Basting is “anointing” food that you are roasting with a liquid, usually the drippings off of the meat. It’s a relatively new cooking habit, not an old one: people just didn’t have ovens in which they could put roasting pans, which let the juices accumulate to be used for basting. Instead, they would have cooked meat on a spit over a fire, or boiled it so as not to lose any goodness of the meat into the fire.
Basting probably mostly came about because many people developed the habit, partly inspired by the Joy of Cooking, of roasting with water in the pan, and covering the meat with tin foil or the top of the roasting pan to keep the moisture in. Cooked like this, the meat, especially fowl, wouldn’t brown properly. The chicken and turkey skin would look white. Basting it with hot fat would help to brown it.

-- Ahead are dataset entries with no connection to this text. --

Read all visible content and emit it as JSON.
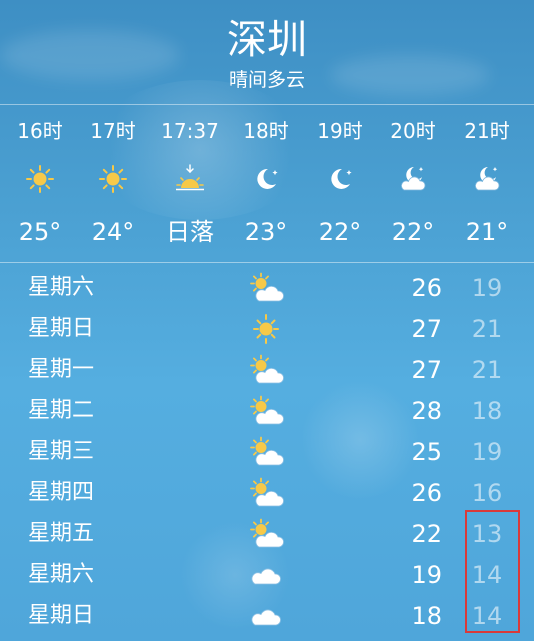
{
  "header": {
    "city": "深圳",
    "condition": "晴间多云"
  },
  "hourly": [
    {
      "time": "16时",
      "icon": "sun-icon",
      "temp": "25°"
    },
    {
      "time": "17时",
      "icon": "sun-icon",
      "temp": "24°"
    },
    {
      "time": "17:37",
      "icon": "sunset-icon",
      "temp": "日落"
    },
    {
      "time": "18时",
      "icon": "moon-icon",
      "temp": "23°"
    },
    {
      "time": "19时",
      "icon": "moon-icon",
      "temp": "22°"
    },
    {
      "time": "20时",
      "icon": "moon-cloud-icon",
      "temp": "22°"
    },
    {
      "time": "21时",
      "icon": "moon-cloud-icon",
      "temp": "21°"
    }
  ],
  "daily": [
    {
      "day": "星期六",
      "icon": "partly-cloudy-icon",
      "high": "26",
      "low": "19"
    },
    {
      "day": "星期日",
      "icon": "sun-icon",
      "high": "27",
      "low": "21"
    },
    {
      "day": "星期一",
      "icon": "partly-cloudy-icon",
      "high": "27",
      "low": "21"
    },
    {
      "day": "星期二",
      "icon": "partly-cloudy-icon",
      "high": "28",
      "low": "18"
    },
    {
      "day": "星期三",
      "icon": "partly-cloudy-icon",
      "high": "25",
      "low": "19"
    },
    {
      "day": "星期四",
      "icon": "partly-cloudy-icon",
      "high": "26",
      "low": "16"
    },
    {
      "day": "星期五",
      "icon": "partly-cloudy-icon",
      "high": "22",
      "low": "13"
    },
    {
      "day": "星期六",
      "icon": "cloud-icon",
      "high": "19",
      "low": "14"
    },
    {
      "day": "星期日",
      "icon": "cloud-icon",
      "high": "18",
      "low": "14"
    }
  ],
  "colors": {
    "sun": "#f7c948",
    "highlight_box": "#d93a3a"
  }
}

Basting does not help to keep the meat moister inside. The fat you baste a turkey with just runs right off, back into the pan.
That being said, it can be useful to baste in the last 15 minutes or so of cooking, especially with fowl, as it does make the skin more flavourful. If you are going to baste, take the roasting pan entirely out of the oven, and close the oven door to keep the heat in, do your basting, then replace in the oven. It’s also far safer this way, as there is no oven door to trip over.
The purpose of basting is to add flavour. But flavour is enough justification on its own.
Don’t use a spoon to baste — you’ll be all day at it. And many brushes are flops. Either the bristles melt if they come into contact with the hot sides of the roasting pans, or they shed out into the pan so that people are picking them out of their food. If you are going to baste, get yourself a turkey baster. As far as basting goes, it’s the only way to fly.
A baster has got a zillion other uses in the kitchen, in making gravy, in extracting a bit of liquid or water when you are cooking something and feel that you’ve overdone it on the liquid.
Basting is also done in barbequing. This is where basting brushes work great. But whatever you do, don’t use the same brush that you used to put a sauce on raw meat that you do to baste meat in the process of being cooked. That will cause contamination of the cooked meat. You need to either get two brushes, or just smear the sauce onto the raw meat with your hands, saving the clean brush for use during cooking.
Again, basting during barbequing or grilling doesn’t really make the meat any moister, but it does get flavour into it, especially because in barbequing you lose the drippings from the meat, and some barbeque sauces are almost works of art as complicated as French sauces. Some people claim that basting during barbequing prevents over-browning, but most people discredit that.
The absolute best way to baste a piece of meat is to put it in the oven right side up. When roasting a joint of meat, such as pork, beef or lamb, that has a layer of fat on one side, cook it fat side up so that as the fat renders the meat will baste itself.
Unfortunately, using bacon strips (streaky or American-style) doesn’t really work with fowl, because then the skin doesn’t brown under them. But you can put bacon or sausage as part of the stuffing inside.